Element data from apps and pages
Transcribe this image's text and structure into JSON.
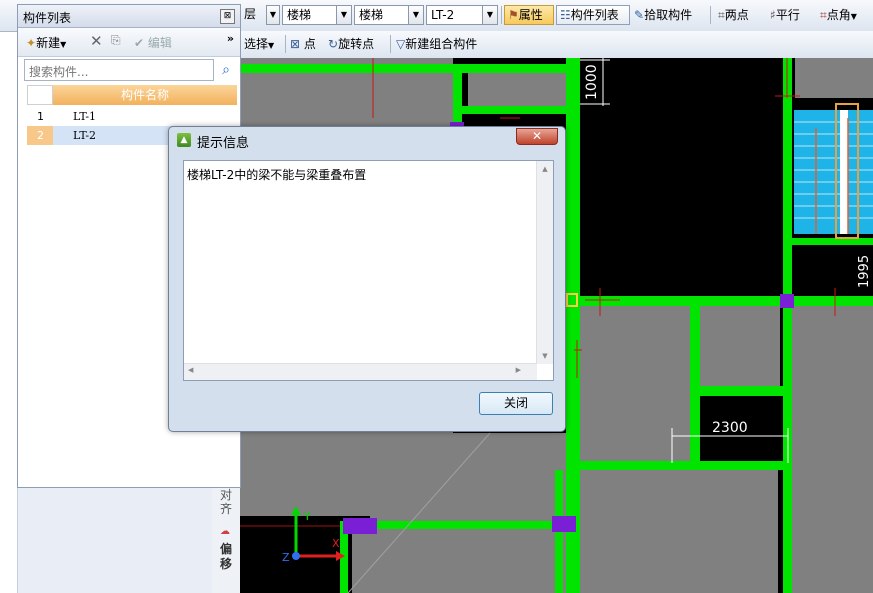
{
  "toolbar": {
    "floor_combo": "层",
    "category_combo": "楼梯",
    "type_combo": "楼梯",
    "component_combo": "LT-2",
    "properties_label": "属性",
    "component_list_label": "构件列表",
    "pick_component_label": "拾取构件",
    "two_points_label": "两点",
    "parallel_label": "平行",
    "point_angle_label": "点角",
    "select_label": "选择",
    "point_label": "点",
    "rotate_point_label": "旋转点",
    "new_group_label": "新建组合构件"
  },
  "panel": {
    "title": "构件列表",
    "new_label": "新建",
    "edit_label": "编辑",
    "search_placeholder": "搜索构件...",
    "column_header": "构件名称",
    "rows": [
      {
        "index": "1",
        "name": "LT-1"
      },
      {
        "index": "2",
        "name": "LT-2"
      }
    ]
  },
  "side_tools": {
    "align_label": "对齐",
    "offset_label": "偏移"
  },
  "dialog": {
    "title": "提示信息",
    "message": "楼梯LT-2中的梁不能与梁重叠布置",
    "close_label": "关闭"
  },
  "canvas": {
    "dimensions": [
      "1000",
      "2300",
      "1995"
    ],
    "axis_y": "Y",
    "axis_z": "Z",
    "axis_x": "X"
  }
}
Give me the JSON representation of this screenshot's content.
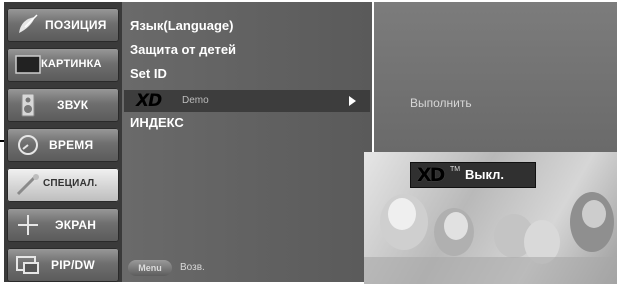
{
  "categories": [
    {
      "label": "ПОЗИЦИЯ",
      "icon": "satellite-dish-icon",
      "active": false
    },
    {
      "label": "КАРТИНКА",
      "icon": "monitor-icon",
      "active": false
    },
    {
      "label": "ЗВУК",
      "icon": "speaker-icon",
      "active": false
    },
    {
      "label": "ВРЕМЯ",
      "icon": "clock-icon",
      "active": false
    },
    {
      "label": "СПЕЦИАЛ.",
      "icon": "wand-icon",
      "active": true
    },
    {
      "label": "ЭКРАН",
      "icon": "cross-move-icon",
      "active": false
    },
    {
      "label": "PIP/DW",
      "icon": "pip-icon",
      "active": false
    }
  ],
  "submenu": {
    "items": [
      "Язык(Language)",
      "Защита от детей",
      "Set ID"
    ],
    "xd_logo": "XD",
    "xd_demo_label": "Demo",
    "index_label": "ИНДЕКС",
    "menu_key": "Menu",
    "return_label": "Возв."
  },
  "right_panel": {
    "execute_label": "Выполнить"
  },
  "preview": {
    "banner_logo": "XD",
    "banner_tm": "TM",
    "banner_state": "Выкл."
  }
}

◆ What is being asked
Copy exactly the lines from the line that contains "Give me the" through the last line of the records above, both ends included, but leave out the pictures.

◆ Task output
Give me the JSON representation of this screenshot's content.
{
  "categories": [
    {
      "label": "ПОЗИЦИЯ",
      "icon": "satellite-dish-icon",
      "active": false
    },
    {
      "label": "КАРТИНКА",
      "icon": "monitor-icon",
      "active": false
    },
    {
      "label": "ЗВУК",
      "icon": "speaker-icon",
      "active": false
    },
    {
      "label": "ВРЕМЯ",
      "icon": "clock-icon",
      "active": false
    },
    {
      "label": "СПЕЦИАЛ.",
      "icon": "wand-icon",
      "active": true
    },
    {
      "label": "ЭКРАН",
      "icon": "cross-move-icon",
      "active": false
    },
    {
      "label": "PIP/DW",
      "icon": "pip-icon",
      "active": false
    }
  ],
  "submenu": {
    "items": [
      "Язык(Language)",
      "Защита от детей",
      "Set ID"
    ],
    "xd_logo": "XD",
    "xd_demo_label": "Demo",
    "index_label": "ИНДЕКС",
    "menu_key": "Menu",
    "return_label": "Возв."
  },
  "right_panel": {
    "execute_label": "Выполнить"
  },
  "preview": {
    "banner_logo": "XD",
    "banner_tm": "TM",
    "banner_state": "Выкл."
  }
}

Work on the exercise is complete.